Our reports indicate that most recently you were trying to use the San Francisco construction waiver to change the length of your itinerary at no charge. Quite honestly, your SkyMiles account is heavily documented with the many exceptions to our policies that you ask for and fare rules that you try to get around. You repeatedly call our Reservations and High Value Customer desk to get what you want and if you don’t you hang up and repeatedly call until you get what you want.
Your manipulative practices are unacceptable and we are sending you this warning letter to caution you that we will not allow this to continue. If you persist in engaging in this type of business practice, we will be forced to review your current Medallion benefits as well as your current status.
Going forward, we strongly encourage you to conduct yourself in an honest and respectful manner and treat Delta with the respect that we give you.
Delta Air Lines
I’m not going to delve into the authenticity of the letter. A version was posted on letterhead, the particulars of it aren’t what’s important. It actually serves as a good reminder of our position relative to that of the airlines.
Delta’s Revenue Protection Unit Goes After Customers Who Follow the Rules
Back when frequent flyer miles were earned based on how far you flew (distance) and elite status was also based on distance flown rather than dollars spent, mileage runs were common.

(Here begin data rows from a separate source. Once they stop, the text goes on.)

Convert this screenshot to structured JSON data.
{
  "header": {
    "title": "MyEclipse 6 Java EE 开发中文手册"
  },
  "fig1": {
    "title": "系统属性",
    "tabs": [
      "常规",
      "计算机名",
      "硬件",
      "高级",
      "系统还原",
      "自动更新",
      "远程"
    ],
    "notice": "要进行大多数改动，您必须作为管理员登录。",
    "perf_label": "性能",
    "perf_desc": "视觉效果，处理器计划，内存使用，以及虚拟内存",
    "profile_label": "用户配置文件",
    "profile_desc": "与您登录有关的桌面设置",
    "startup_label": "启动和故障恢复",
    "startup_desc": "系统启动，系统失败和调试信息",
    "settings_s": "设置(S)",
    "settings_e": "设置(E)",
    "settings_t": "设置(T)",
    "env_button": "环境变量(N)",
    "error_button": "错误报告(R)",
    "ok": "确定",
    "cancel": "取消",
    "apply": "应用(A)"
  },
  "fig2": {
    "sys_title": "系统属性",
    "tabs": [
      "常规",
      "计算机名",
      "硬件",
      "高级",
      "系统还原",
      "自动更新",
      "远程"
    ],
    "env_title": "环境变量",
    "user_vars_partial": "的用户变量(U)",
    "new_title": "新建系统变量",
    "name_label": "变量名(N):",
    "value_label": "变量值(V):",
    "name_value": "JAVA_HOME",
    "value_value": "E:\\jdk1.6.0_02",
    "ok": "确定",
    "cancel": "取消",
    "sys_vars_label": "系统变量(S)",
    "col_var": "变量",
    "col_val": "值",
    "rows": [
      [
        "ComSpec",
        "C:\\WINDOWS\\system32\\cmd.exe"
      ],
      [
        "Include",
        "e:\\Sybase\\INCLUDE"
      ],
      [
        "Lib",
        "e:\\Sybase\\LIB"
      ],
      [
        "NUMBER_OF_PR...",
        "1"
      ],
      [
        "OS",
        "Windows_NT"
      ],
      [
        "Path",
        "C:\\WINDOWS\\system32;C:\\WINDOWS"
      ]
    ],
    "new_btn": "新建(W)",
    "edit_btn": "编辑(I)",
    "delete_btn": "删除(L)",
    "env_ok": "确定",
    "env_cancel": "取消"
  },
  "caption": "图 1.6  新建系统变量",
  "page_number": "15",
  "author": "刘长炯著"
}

However Delta would threaten customers who were buying fares the airline offered, following the rules of those fares to the letter.
A fare might allow more connections than necessary to get from A to B, but a customer buying those connections might run head long into Delta’s Revenue Protection Unit which I first learned about in April 2001 when a group of flyers came up with great excuses to offer to the RPU.
My personal favorite reason for adding a connection also became my favorite reason for needing a particular routing when using throwaway ticketing: ““I’m having an affair in this third city, and I just need a 40 minute connection in the lounge there…”
Delta Went to the Supreme Court to Defend Acting Against Customers Who Follow the Rules
Since the merger was already complete by the time the case found its way to the Supreme Court it was actually Delta that argued Northwest v. Ginsberg which held that an airline can’t be held to an obligation of good faith and fair dealing in its frequent flyer program (that state-level contract claims are pre-empted by the Airline Deregulation Act). Delta’s argument was that consumers have no rights other than those the airline says they have and this view prevailed.
The case of Northwest v. Ginsberg was also known as the case of ‘the Rabbi Who Complained Too Much’ and was fired as a customer – his status benefits taken away – because he was unprofitable to the airline. He’d complain about each trip and get compensation each time. Instead of no longer giving compensation they took away his status.
In the case of Ginsberg, and the new letter in question, the airline is saying that a customer who follows the rules as written but who benefits more than the airline wants them to is engaged in “unacceptable” and “manipulative practices” that could “force[..]” th eairline “to review [the member’s] current Medallion benefits” and status.
The Viral Letter Scolds a Customer For Benefiting Too Much From the Rules
Following the rules as written is considering not “conduct[ing oneself] in an honest and respectful manner” to the extent that it benefits the customer and not Delta.
Would it surprise you to know that many loyalty programs participate together in a ‘fraud working group’ and that many members of this group believe that ‘benefiting too much’ from a program is fraud (yet changing the terms of the program after members pay money and earn miles is.. not)?